If the answer is “no”, then your demo failed. I’m sorry, you are not clairvoyant, you did not answer every question they were going to have in your demo. You either did not take a breath and allow for it, or they felt you were not smart enough to answer their questions, or you were so far off of their focus that their unasked question felt out of place, either way, you failed. In a webinar with many participants, it is reasonable and more effective, to save questions for the end, otherwise the entire audience is slowed to the pace of the dumbest participant. But in a live demo, you should make it clear that the interruption of your flow is perfectly acceptable, and wanted. Never tell the customer to save their questions until the end… I mean, who the hell do you think you are? In fact, you should be consciously interrupting your own flow to allow for it. And never say “There are no dumb questions” because there always are, and that’s fine, they are the easiest ones to answer. At the end of a successful demo, there should always be a next step. A demo is a means to an end, not an end. If there is no next step, you failed. Consider recording the demo and sending it as a followup. This can also serve as a reference for the questions they asked, because you will forget later, and you will know you forgot, when they respond to your proposal that you missed a bunch of stuff.
The irony is not lost on your customer, when you are demonstrating Skype for Business features, that you invited them to a Go-To-Meeting. You should have a couple of options handy, at least two. Always suggest a Skype meeting first, but offer maybe Join.me as a second choice, unless you know that they already have Office 365, then just send a Skype meeting link. As a Microsoft Partner you should not be using Go-To-Meeting, or anything else as your “preferred” meeting tool. This is just bad messaging. Don’t forget to record the demo call; if someone was unable to attend the demo, this could save you having to repeat it. Before I used to record my demos, I often ended up having to repeat them multiple times for different stakeholders who were hard to pin down. Unlike a canned video demo, this one has their specific issues addressed, so 90% of the time, it is fine. Also, those hard to pin down stakeholders, can now watch it on their own schedule.

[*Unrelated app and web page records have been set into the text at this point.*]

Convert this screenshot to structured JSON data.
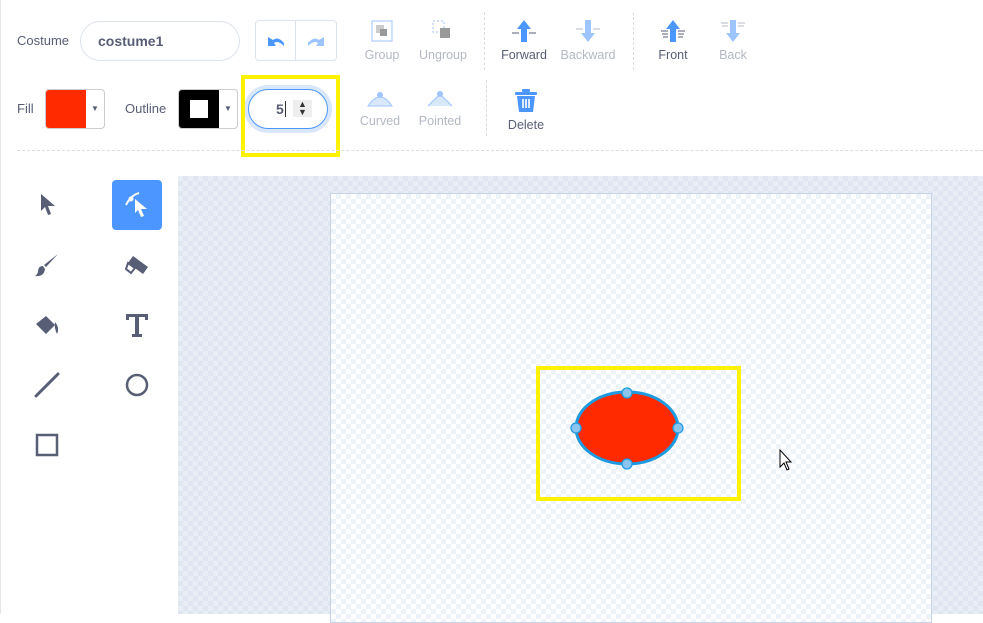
{
  "costume": {
    "label": "Costume",
    "name": "costume1"
  },
  "toolbar": {
    "group": "Group",
    "ungroup": "Ungroup",
    "forward": "Forward",
    "backward": "Backward",
    "front": "Front",
    "back": "Back",
    "curved": "Curved",
    "pointed": "Pointed",
    "delete": "Delete"
  },
  "fill": {
    "label": "Fill",
    "color": "#ff2a00"
  },
  "outline": {
    "label": "Outline",
    "color": "#000000",
    "width": "5"
  },
  "colors": {
    "accent": "#4c97ff",
    "highlight": "#fff200",
    "selection": "#1e9be0"
  },
  "tools": [
    "select",
    "reshape",
    "brush",
    "eraser",
    "fill",
    "text",
    "line",
    "circle",
    "rectangle"
  ],
  "selected_tool": "reshape"
}
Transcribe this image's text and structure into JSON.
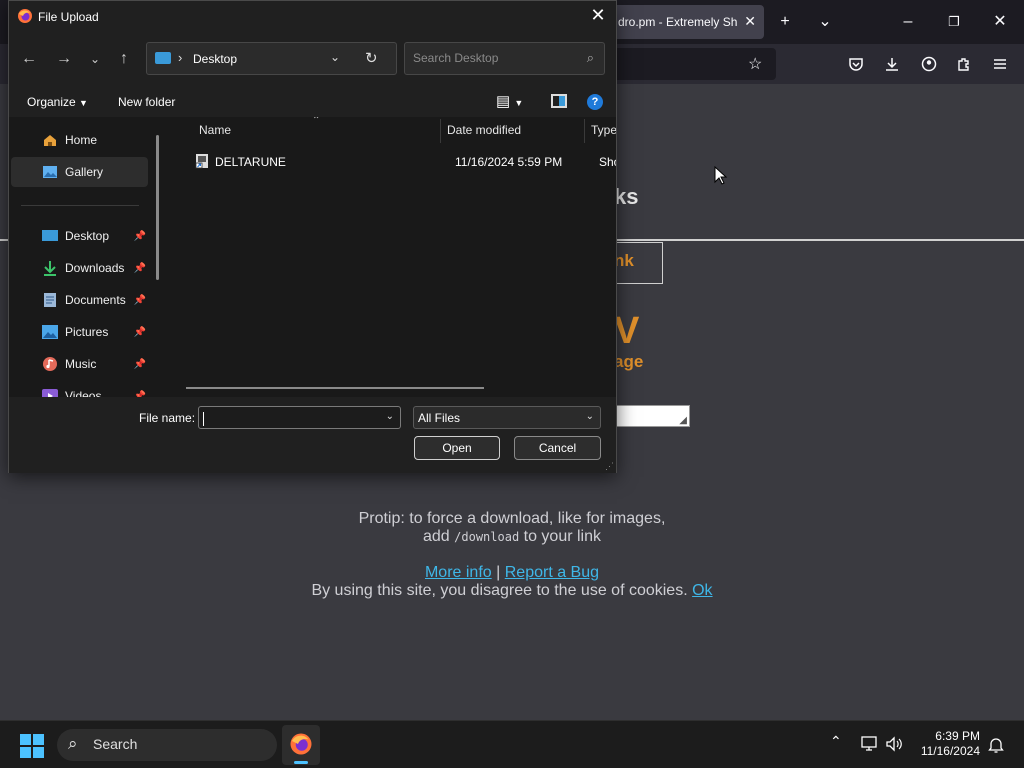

That’s about all I got for Demos, if you have any additional points that I missed, please add them below. If you strongly disagree with anything I said, kindly keep it to yourself.